Robin Jeffrey and I have both lived and visited India for several decades now. Our previous work looked at India’s mobile phone revolution, which we learnt also generated an enormous amount of e-waste (see extract available in the Guardian). This led us to think about the problem of waste more broadly. We realised that India’s relationship with waste has markedly changed over the years. The practices of frugality and husbanding that were once widespread in a largely rural society have been replaced by a people enthusiastically embracing consumerism and throwaway culture, especially as population shifts to cities and towns expand to include the countryside. In the wake of the economic reforms of the early 1990s, the magnitude and composition of waste in India has changed dramatically. The population is more than 1.3 billion people — densely populated, with nearly 40% living in urban areas. The challenges extend far beyond consumer waste, as building and infrastructure projects were producing enormous amounts of waste from construction and demolition debris, along with new volumes of waste from mines, factories, and agricultural industries. Growing demands for water increase the difficulties of managing sewage and run-off.
How has the book been received across the world? What are some of the unusual responses and reactions you have received since its launch?
I think because of the subject and the timing, the book received quite wide coverage in both academic and non-academic platforms (see here). In India, Prime Minister Narendra Modi was spearheading the largest-ever clean-up campaign in its history. In fact, we managed to have an e-interview with the Indian PM, which appears in the appendix of the book. So in that sense the book proved timely, and the Indian media was extremely interested, with many favourable reviews. What was somewhat surprising, for us, a historian and an anthropologist, was the wide coverage the book received in outlets like Nature and New Scientist, as it seems India can also offer many lessons to the rest of the globe. I also think the book generated interest amongst the vast Indian diaspora, many of whom seem frustrated with the country’s inability to deal with its waste and sanitation problems, and are seeking a better understanding of the multiple factors and issues involved.
Do you think the new normal brought on by COVID, lockdowns and physical distancing will influence any of the cultural aspects of waste management that you address in your book? Or is there no connection at all?

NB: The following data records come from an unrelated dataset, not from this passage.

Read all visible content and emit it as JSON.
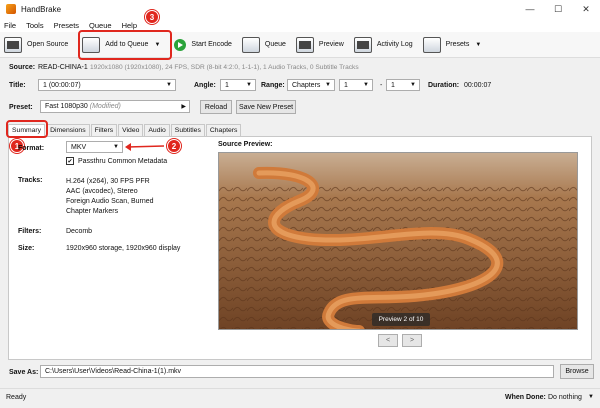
{
  "window": {
    "title": "HandBrake",
    "minimize": "—",
    "maximize": "☐",
    "close": "✕"
  },
  "menu": {
    "file": "File",
    "tools": "Tools",
    "presets": "Presets",
    "queue": "Queue",
    "help": "Help"
  },
  "toolbar": {
    "open_source": "Open Source",
    "add_to_queue": "Add to Queue",
    "start_encode": "Start Encode",
    "queue": "Queue",
    "preview": "Preview",
    "activity_log": "Activity Log",
    "presets": "Presets"
  },
  "source": {
    "label": "Source:",
    "name": "READ-CHINA-1",
    "details": "1920x1080 (1920x1080), 24 FPS, SDR (8-bit 4:2:0, 1-1-1), 1 Audio Tracks, 0 Subtitle Tracks"
  },
  "title_row": {
    "title_label": "Title:",
    "title_value": "1 (00:00:07)",
    "angle_label": "Angle:",
    "angle_value": "1",
    "range_label": "Range:",
    "range_type": "Chapters",
    "range_start": "1",
    "range_sep": "-",
    "range_end": "1",
    "duration_label": "Duration:",
    "duration_value": "00:00:07"
  },
  "preset_row": {
    "label": "Preset:",
    "value": "Fast 1080p30",
    "modified": "(Modified)",
    "reload": "Reload",
    "save_new": "Save New Preset"
  },
  "tabs": [
    "Summary",
    "Dimensions",
    "Filters",
    "Video",
    "Audio",
    "Subtitles",
    "Chapters"
  ],
  "summary": {
    "format_label": "Format:",
    "format_value": "MKV",
    "passthru_label": "Passthru Common Metadata",
    "tracks_label": "Tracks:",
    "tracks": [
      "H.264 (x264), 30 FPS PFR",
      "AAC (avcodec), Stereo",
      "Foreign Audio Scan, Burned",
      "Chapter Markers"
    ],
    "filters_label": "Filters:",
    "filters_value": "Decomb",
    "size_label": "Size:",
    "size_value": "1920x960 storage, 1920x960 display"
  },
  "preview": {
    "label": "Source Preview:",
    "badge": "Preview 2 of 10",
    "prev": "<",
    "next": ">"
  },
  "save_as": {
    "label": "Save As:",
    "path": "C:\\Users\\User\\Videos\\Read-China-1(1).mkv",
    "browse": "Browse"
  },
  "status": {
    "text": "Ready",
    "when_done_label": "When Done:",
    "when_done_value": "Do nothing"
  },
  "annotations": {
    "step1": "1",
    "step2": "2",
    "step3": "3"
  },
  "colors": {
    "annotation_red": "#e0271e",
    "play_green": "#2aa33a"
  }
}
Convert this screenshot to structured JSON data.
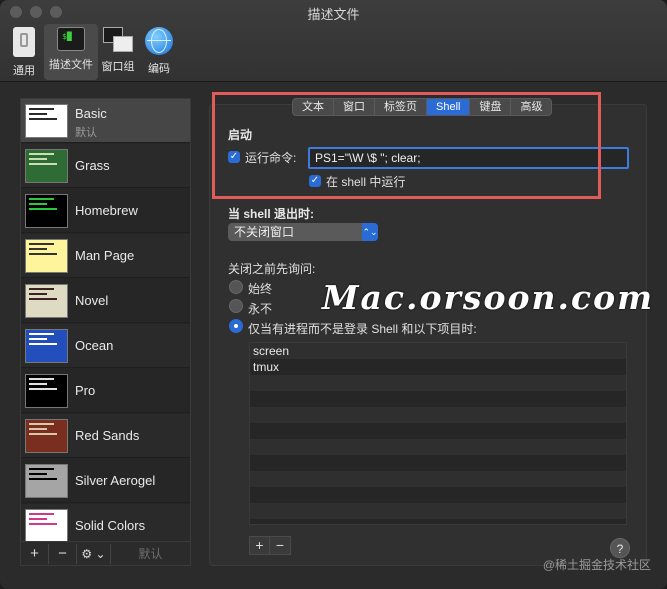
{
  "window": {
    "title": "描述文件"
  },
  "toolbar": [
    {
      "label": "通用",
      "icon": "switch-icon"
    },
    {
      "label": "描述文件",
      "icon": "terminal-icon"
    },
    {
      "label": "窗口组",
      "icon": "window-group-icon"
    },
    {
      "label": "编码",
      "icon": "globe-icon"
    }
  ],
  "sidebar": {
    "profiles": [
      {
        "name": "Basic",
        "subtitle": "默认",
        "colors": [
          "#ffffff",
          "#2a2a2a"
        ]
      },
      {
        "name": "Grass",
        "colors": [
          "#2e6b35",
          "#c8e0b0"
        ]
      },
      {
        "name": "Homebrew",
        "colors": [
          "#000000",
          "#27c93f"
        ]
      },
      {
        "name": "Man Page",
        "colors": [
          "#fef49c",
          "#333333"
        ]
      },
      {
        "name": "Novel",
        "colors": [
          "#dfdbc3",
          "#3b2322"
        ]
      },
      {
        "name": "Ocean",
        "colors": [
          "#224fbc",
          "#ffffff"
        ]
      },
      {
        "name": "Pro",
        "colors": [
          "#000000",
          "#e0e0e0"
        ]
      },
      {
        "name": "Red Sands",
        "colors": [
          "#7a2e20",
          "#d7c9a7"
        ]
      },
      {
        "name": "Silver Aerogel",
        "colors": [
          "#a5a5a5",
          "#000000"
        ]
      },
      {
        "name": "Solid Colors",
        "colors": [
          "#ffffff",
          "#d0398a"
        ]
      }
    ],
    "bottom": {
      "add": "+",
      "remove": "−",
      "gear": "⚙︎ ⌄",
      "default_label": "默认"
    }
  },
  "tabs": [
    "文本",
    "窗口",
    "标签页",
    "Shell",
    "键盘",
    "高级"
  ],
  "active_tab": "Shell",
  "shell": {
    "startup_label": "启动",
    "run_command_label": "运行命令:",
    "run_command_value": "PS1=\"\\W \\$ \"; clear;",
    "run_in_shell_label": "在 shell 中运行",
    "on_exit_label": "当 shell 退出时:",
    "on_exit_value": "不关闭窗口",
    "ask_before_close_label": "关闭之前先询问:",
    "options": [
      {
        "label": "始终",
        "selected": false
      },
      {
        "label": "永不",
        "selected": false
      },
      {
        "label": "仅当有进程而不是登录 Shell 和以下项目时:",
        "selected": true
      }
    ],
    "processes": [
      "screen",
      "tmux"
    ],
    "list_add": "+",
    "list_remove": "−",
    "help": "?"
  },
  "watermark": "Mac.orsoon.com",
  "credit": "@稀土掘金技术社区",
  "accent_color": "#2a6bd6",
  "highlight_box_color": "#e25b5b"
}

First and foremost, it is India’s disadvantaged groups who are suffering the most and often targeted as spreading the disease (see, India’s Corona Casualties). But more specifically, over the past few months open dumpsites and landfills are filling up with tons of contaminated biomedical waste, which is left untreated. This poses a huge risk to those poor living and working near dumpsites, many of whom are waste pickers and scavengers, with little recourse to protective gear. The infection cycle is perpetuated, disproportionately affecting the poor and reinforcing enduring stereotypes about pollution and filth.
Local dumpyard, Hyderabad 2020